High-Def Space Shuttle Tribute

As NASA’s space shuttle program winds down, several former program officials put together this video tribute of the program. The film is shown from the perspective of some of the 100-plus cameras used to monitor launches for potential problems.

It has some amazing images of launches STS-114, STS-117, and STS-124 with a bunch of interesting facts thrown in. Who knew that inertia keeps the solid rocket boosters sailing upward for 15 miles after they’re released from the shuttle?

Hope you’re enjoying the weekend.

Via Gizmodo.

  • Belesari

    Also remember at launch each one weights 1,300,000lbs. Basically together without anything else they weight about as much as a old destroyer escort.

  • prometheusgonewild

    The shuttle was amazing technology.
    It also was an incredibly expensive boondoggle that stopped NASA from exploring other cheaper, simpler means of getting into space.
    Their halfhearted attempts at other technologies was pathetic.
    I do have to give them credit, for its time it was a great production. However once the economics and safety aspects of it were known, they should have retired the system.
    But NASA is like a lot of government organizations. Once they are on a course they refuse to admit they are going in the wrong direction….
    Great video though…….
    -Dennis http://www.PrometheusGoneWild.com

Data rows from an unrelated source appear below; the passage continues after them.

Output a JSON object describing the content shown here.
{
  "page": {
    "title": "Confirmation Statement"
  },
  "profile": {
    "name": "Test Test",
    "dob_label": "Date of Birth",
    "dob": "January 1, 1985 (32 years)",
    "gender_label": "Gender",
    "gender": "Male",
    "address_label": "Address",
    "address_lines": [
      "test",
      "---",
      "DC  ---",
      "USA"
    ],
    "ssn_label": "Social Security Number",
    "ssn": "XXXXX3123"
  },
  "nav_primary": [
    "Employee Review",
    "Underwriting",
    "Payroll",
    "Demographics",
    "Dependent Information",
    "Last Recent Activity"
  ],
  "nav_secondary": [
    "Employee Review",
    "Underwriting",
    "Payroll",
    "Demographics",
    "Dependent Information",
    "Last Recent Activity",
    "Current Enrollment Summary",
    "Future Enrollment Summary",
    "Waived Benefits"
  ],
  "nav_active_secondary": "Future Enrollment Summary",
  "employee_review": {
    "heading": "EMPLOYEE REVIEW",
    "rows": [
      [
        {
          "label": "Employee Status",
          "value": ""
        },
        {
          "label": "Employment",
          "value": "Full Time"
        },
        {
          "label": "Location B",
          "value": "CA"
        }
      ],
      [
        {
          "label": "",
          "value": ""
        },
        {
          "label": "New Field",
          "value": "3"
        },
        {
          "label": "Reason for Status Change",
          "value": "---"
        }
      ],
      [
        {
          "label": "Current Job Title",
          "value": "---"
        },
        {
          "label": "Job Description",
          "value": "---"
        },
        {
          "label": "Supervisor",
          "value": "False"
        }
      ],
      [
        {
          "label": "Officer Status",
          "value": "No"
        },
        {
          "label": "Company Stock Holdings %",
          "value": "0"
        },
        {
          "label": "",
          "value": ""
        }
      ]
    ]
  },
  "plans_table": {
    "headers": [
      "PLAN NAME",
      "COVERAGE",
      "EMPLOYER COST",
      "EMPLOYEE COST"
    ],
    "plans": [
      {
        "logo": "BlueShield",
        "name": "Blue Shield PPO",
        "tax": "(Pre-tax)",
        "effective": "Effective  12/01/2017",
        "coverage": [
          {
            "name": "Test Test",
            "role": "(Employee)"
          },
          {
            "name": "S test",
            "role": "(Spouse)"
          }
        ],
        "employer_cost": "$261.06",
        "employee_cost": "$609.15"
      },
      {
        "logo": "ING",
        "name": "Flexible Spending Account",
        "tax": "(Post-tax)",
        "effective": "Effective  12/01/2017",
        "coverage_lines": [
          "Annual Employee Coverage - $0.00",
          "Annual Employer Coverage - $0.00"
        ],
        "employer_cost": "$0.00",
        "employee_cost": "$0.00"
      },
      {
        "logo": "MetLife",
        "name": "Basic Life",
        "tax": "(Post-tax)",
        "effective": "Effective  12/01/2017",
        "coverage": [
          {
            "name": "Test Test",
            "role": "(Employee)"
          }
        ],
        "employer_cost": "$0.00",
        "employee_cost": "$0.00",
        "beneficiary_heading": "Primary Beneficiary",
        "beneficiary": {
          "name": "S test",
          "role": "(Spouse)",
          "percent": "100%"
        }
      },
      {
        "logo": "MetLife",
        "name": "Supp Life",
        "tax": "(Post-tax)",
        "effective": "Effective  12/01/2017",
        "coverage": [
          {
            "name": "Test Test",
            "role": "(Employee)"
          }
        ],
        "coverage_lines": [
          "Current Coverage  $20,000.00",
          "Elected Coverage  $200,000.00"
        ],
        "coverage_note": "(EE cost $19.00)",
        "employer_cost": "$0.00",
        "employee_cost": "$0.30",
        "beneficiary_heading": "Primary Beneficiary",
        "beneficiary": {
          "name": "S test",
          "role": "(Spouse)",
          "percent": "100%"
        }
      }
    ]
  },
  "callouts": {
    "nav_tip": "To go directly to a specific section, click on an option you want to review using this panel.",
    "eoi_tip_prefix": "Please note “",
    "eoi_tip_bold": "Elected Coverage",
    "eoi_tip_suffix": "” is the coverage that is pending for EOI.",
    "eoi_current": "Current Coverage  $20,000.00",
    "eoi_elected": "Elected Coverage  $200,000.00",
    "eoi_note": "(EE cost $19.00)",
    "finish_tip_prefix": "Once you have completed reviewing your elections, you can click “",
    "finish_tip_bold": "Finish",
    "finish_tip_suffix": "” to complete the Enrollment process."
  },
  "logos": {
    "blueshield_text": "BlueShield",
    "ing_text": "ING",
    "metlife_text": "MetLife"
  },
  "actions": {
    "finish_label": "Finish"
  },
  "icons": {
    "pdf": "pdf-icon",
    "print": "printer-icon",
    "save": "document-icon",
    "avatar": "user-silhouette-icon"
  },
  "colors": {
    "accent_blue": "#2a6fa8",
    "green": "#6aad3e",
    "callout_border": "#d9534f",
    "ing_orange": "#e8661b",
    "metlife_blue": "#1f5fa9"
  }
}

  • T. Hyatt

    The launch footage looks more like art than technical recordings. It certainly captures the majesty, raw power, and pioneering spirit of NASA’s space program. Watching this footage is second only to being there; it’s absolutely a treat to watch!

  • Paul

    prometheusgonewild - you know they (NASA) could do more with a shuttle in space than they could do with a rocket. Your comments are very niave.

  • A. Nonymous

    Warning to those at work: the video is 45 minutes long.

  • Vernier, SP

    The shuttle could and did accomplish everything you could imagine but leave low earth orbit. What a vehicle. Witnessing many launchs from on-base there was never anything dull about watching all the systems that have to work in order and on time to achieve orbit. The sheer power, fuel weight and consumption per second amazes. I always admired how the whole stack springs forward from the SSME’s and when it recoils back just at verticle off the pad she goes. NASA has given us many tools and products/medicines that make life better today. That’s coming a long way from strapping yourself to an ICBM. Yes economic times have strained but nothing strains the human imagination or restrains. We will continue to discover and move forward. I think the key to future space travel will be magnetism.